UN officials maintain that "the role of the good offices is still very intact" and "very much a work in progress."
"I do understand there is the expression of frustration, but you can't expect miracles to happen to a situation that has been going years and years," said Choi Soung-ah, a UN spokeswoman. "Mr Gambari currently is the world's only tie into the government of Myanmar [Burma]. From the UN perspective, it is very important not to take drastic action immediately because we don't want to shut down the only channel."
This channel, however, can prompt disservice to genuine international mediation efforts on Burma. According to senior diplomats in Europe, the argument prevailing among Asian countries—including China and even some European nations—is that they support the UN special envoy's mediation. So long as Gambari says his mission is relevant and can yield positive results, they will not undermine him. They will support him—and wait and see.

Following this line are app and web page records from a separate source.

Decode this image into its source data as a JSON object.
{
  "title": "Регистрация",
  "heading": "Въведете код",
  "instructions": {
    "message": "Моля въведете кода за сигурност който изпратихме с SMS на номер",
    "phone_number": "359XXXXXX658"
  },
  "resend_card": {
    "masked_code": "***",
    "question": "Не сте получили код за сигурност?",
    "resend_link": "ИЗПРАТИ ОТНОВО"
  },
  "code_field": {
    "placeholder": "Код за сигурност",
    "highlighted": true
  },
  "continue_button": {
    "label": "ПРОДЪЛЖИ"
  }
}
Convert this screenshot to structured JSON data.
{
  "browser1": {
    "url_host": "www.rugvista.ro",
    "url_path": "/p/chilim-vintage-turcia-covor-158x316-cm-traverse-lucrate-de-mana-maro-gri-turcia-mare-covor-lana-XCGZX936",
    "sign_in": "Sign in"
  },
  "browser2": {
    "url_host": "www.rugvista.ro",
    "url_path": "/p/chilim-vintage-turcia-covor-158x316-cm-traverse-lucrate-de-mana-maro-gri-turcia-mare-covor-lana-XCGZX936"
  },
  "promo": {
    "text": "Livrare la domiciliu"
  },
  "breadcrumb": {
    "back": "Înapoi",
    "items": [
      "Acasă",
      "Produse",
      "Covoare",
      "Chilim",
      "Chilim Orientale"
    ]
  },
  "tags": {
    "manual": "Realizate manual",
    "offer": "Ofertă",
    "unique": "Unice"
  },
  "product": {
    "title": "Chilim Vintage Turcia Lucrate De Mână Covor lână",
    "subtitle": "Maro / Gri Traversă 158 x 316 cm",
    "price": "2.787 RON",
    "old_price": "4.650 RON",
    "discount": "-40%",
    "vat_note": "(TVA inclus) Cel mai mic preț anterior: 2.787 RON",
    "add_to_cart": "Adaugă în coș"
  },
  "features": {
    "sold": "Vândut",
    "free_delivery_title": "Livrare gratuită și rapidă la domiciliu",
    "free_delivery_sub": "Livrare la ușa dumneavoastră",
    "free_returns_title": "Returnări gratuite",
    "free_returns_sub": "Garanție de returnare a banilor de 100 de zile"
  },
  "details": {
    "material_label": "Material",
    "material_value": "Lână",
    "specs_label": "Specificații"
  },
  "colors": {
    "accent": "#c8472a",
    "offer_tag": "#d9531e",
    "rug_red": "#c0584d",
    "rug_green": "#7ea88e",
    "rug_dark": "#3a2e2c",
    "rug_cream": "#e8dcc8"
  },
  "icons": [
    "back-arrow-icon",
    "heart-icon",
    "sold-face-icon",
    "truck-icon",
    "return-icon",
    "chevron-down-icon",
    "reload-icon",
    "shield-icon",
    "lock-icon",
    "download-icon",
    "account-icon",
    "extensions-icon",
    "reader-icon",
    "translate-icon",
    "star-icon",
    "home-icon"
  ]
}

"In fact, they justify their handoff policy by hiding behind Gambari's mission," a senior diplomat from the EU told The Irrawaddy on condition of anonymity. "Unless Gambari admits that he can't do anything with the present mandate, he is unwittingly dragging the mediation effort into the swamp. No better alternative will be found."
Aung Din, the executive director of the US Campaign for Burma, agrees."Burma is now being hijacked by Gambari," said Aung Din. "His effort has failed miserably again and again and again. Unless the mission is enhanced and strengthened by the UN Security Council, nothing positive can be expected. But instead of admitting that, he is still acting like he remains relevant and can do magic. It is a high disservice to international mediation efforts. For the people of Burma, we feel betrayed."
In fact, Gambari has already exhausted his capacity for persuasion, the principal source of leverage that a mediator wields. Instead of drowning himself further in quagmire, he may want to use another source of leverage—his own termination. As a mediator, he can say "I withdraw now. I can't make any progress with the current mandate. I need stronger Security Council support to deal with the Burmese generals."
Of course, his withdrawal will not have a direct impact on the military junta—the generals in Naypyidaw are not so sensitive to such threats. But it will make China and Asean feel more pressured to cooperate with Western democracies to resolve Burma's crisis.
At least, it will be easier for US-led Western democracies to compel China and Asean (especially two current Council members: Indonesia and Vietnam) to approve a stronger Council mandate for the UN special envoy. All in all, if Gambari uses the threat of withdrawal skillfully it could yield a greater opportunity to raise the Burma issue in the UN Security Council.